After approving them at the level of my program's advisory committee, I sent my two new courses out to my department for approval before they go on to the next stages. I have received nothing but accolades and support for them. Except from one colleague, who is sending me - and the whole department - absolutely horribly condescending emails in which they are essentially asking, "Why aren't you teaching things the way I would teach them?" Well, my friend, that is because we have different kinds of training, and I am not an expert in what you do. You want courses that do that? You teach them in your program; the courses you're proposing don't actually fit with my training or my "inter-"discipline. This colleague is also sending me emails in which they try to "teach me" very basic things I already know. I don't know where this person is getting the idea that I need to be taught these things - it is a mystery to me. In fact, in an email I had just sent them, I had explicitly said these things! It is like my words are not being heard, and what the courses actually do is not being engaged with on any level. How frustrating!
I'm not sure how to respond. I feel as if I can't just let it go, this latest condescending email that purports to "teach me" things. It's a matter of pride. But I don't know - maybe I shoul just ignore. Ugh. Why, why, why do people want to make academe into a monoculture? And how do people have the chutzpah to talk to colleagues - people with PhD's, for goodness sake - in that way? (Part of the answer is gender, in this case.)

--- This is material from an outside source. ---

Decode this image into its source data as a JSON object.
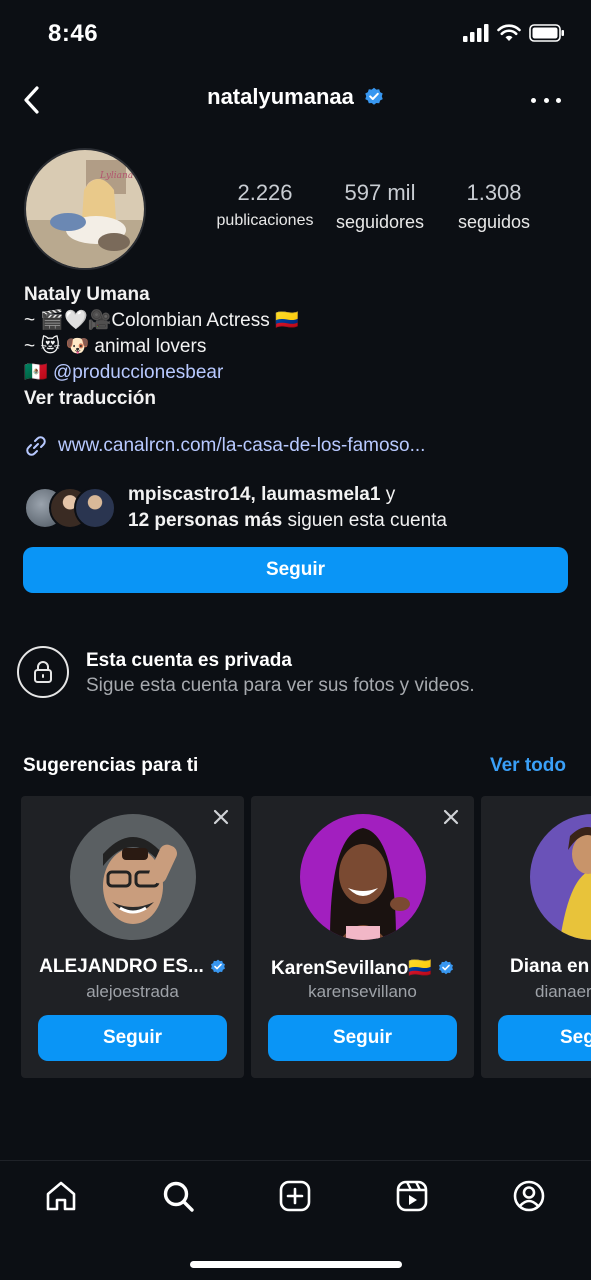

Update: I responded quite collegially but quite forcefully, and seem to have gotten the colleague to back off: I received a "Peace" response.